With its concept of linking theoretical claim with practical relevance in high-quality contributions Die Unternehmung counts as one of the leading German journals in the field of Business Administration. It covers all core subjects of business administration (e.g. marketing, accounting/controlling, organisation and corporate governance) as well as includes more recent fields such as technology and innovation management, logistics, and supply chain management. Die Unternehmung disseminates new academic insights, spotlights interesting problems from practice, presents academically profound solutions for practice, and generally encourages an exchange between science and practice.

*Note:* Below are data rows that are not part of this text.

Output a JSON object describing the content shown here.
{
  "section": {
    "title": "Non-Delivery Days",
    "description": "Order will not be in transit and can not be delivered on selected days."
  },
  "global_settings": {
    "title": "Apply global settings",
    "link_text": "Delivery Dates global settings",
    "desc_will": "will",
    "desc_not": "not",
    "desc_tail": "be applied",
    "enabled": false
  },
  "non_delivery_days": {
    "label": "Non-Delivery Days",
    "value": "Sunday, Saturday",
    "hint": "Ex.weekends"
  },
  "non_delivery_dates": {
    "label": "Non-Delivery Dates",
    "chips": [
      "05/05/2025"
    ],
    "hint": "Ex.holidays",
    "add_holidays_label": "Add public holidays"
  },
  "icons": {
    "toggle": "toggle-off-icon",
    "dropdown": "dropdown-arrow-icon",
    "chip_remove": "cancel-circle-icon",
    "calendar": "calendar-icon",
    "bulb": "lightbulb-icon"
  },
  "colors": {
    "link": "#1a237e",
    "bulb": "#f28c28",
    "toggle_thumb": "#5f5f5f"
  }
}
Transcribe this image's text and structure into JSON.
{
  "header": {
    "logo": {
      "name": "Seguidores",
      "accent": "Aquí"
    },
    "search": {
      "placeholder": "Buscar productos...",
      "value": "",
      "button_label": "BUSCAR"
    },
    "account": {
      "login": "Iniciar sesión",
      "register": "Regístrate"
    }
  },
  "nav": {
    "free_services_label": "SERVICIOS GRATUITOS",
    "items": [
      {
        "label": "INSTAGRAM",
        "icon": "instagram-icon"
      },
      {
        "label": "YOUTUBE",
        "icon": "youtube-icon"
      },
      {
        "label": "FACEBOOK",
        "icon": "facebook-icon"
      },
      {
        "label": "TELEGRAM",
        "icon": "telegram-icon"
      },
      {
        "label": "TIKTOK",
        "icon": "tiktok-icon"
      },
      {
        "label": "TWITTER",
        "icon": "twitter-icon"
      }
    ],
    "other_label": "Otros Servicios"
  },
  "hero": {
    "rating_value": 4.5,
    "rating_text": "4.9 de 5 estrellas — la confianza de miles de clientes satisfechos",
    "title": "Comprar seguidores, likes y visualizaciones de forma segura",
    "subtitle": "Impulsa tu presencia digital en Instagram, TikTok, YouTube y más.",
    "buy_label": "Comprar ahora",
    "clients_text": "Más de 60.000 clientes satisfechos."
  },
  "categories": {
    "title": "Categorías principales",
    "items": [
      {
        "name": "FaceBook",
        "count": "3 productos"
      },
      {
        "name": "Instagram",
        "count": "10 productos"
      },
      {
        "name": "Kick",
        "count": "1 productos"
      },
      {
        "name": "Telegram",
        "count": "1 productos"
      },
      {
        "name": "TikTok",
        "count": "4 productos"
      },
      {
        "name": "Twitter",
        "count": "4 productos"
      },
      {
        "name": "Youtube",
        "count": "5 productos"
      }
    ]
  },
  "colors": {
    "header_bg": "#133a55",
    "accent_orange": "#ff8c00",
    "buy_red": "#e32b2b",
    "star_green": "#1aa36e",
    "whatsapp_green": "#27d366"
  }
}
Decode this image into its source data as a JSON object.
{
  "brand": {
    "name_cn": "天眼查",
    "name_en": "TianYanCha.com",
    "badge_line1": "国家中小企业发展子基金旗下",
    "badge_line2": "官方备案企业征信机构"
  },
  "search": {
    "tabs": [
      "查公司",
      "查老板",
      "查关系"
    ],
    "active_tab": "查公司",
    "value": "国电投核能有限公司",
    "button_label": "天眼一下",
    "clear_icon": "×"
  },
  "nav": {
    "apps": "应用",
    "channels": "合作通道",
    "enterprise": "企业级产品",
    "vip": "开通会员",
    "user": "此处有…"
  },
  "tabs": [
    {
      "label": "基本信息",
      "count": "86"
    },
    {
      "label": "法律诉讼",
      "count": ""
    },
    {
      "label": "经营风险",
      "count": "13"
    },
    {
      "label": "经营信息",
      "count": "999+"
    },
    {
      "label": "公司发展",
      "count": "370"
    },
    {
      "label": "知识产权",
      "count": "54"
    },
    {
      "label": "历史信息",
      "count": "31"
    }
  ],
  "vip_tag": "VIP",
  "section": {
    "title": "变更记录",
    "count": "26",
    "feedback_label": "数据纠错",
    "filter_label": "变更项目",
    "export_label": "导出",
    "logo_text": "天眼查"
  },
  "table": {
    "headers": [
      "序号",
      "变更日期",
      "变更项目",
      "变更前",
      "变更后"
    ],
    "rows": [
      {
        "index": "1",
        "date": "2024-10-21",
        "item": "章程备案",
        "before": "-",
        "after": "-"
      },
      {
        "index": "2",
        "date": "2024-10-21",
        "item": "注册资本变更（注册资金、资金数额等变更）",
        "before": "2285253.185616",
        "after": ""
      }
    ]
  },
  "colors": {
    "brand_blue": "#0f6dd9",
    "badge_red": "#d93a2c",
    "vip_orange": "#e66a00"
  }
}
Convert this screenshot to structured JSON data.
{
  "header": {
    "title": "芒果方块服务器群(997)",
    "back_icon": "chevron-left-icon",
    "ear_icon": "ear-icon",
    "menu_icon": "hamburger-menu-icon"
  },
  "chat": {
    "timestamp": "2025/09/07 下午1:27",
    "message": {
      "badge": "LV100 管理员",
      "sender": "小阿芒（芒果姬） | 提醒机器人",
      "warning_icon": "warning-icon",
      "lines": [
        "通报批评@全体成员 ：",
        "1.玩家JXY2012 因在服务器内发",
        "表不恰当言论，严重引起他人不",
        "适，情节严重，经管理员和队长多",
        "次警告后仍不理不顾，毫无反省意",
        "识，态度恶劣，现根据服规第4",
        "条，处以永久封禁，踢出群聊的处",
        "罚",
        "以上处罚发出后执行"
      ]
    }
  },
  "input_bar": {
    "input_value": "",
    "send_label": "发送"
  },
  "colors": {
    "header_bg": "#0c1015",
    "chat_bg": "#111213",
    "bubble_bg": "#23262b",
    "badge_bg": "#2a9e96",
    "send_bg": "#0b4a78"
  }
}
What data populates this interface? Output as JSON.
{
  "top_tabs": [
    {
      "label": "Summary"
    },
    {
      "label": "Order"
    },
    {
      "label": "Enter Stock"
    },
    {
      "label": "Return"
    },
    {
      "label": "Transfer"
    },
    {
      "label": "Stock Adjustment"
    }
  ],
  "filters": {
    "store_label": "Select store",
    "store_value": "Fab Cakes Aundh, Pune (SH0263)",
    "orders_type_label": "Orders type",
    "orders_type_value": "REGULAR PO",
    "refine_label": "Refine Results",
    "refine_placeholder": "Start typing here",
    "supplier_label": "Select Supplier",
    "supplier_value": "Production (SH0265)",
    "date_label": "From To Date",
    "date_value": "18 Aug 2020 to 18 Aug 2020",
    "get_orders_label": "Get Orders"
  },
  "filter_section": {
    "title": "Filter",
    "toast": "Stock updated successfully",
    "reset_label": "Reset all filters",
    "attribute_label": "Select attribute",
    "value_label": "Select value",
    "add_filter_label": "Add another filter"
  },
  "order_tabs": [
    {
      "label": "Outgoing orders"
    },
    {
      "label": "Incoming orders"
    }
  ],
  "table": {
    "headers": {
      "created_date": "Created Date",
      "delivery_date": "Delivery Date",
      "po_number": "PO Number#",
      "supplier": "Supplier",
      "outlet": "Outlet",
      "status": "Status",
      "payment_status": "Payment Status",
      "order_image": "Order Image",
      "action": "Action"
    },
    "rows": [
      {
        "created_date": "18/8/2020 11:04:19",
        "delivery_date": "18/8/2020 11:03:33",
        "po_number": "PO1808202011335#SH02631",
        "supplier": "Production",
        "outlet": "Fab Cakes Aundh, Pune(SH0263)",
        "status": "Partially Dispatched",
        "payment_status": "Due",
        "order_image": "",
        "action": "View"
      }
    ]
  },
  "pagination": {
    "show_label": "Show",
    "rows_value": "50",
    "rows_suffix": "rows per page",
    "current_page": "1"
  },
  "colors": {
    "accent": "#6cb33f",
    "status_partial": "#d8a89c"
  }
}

Website: www.unternehmung.nomos.de

Zusammenfassung

Die Unternehmung" zählt mit ihrem Konzept, theoretischen Anspruch und Praxisrelevanz in qualitativ hochwertigen Beiträgen zu verbinden, zu den führenden deutschsprachigen Fachzeitschriften der Betriebswirtschaftslehre.

Zum Themenspektrum der Zeitschrift gehören sowohl die Kernfächer der BWL (z.B. Marketing, Rechnungswesen/Controlling, Organisation und Unternehmensführung) als auch neuere Gebiete wie Technologie- und Innovationsmanagement sowie Logistik und Supply Chain Management. Sie verfolgt das Ziel, neue Erkenntnisse der betriebswirtschaftlichen Forschung zu verbreiten, auf wichtige Problemstellungen in der Unternehmenspraxis aufmerksam zu machen, wissenschaftlich fundierte Lösungsansätze für die Praxis vorzustellen und allgemein den Austausch zwischen Wissenschaft und Praxis zu fördern.

Die Qualität der Aufsätze wird durch ein doppelt verdecktes Begutachtungsverfahren nach international üblichen Standards sichergestellt. Als Gutachter fungieren Experten aus der betriebswirtschaftlichen Wissenschaft.

Die Unternehmung richtet sich an Studierende und Dozierende an Universitäten und Fachhochschulen sowie an Praktiker der Betriebswirtschaft.

Homepage: www.unternehmung.nomos.de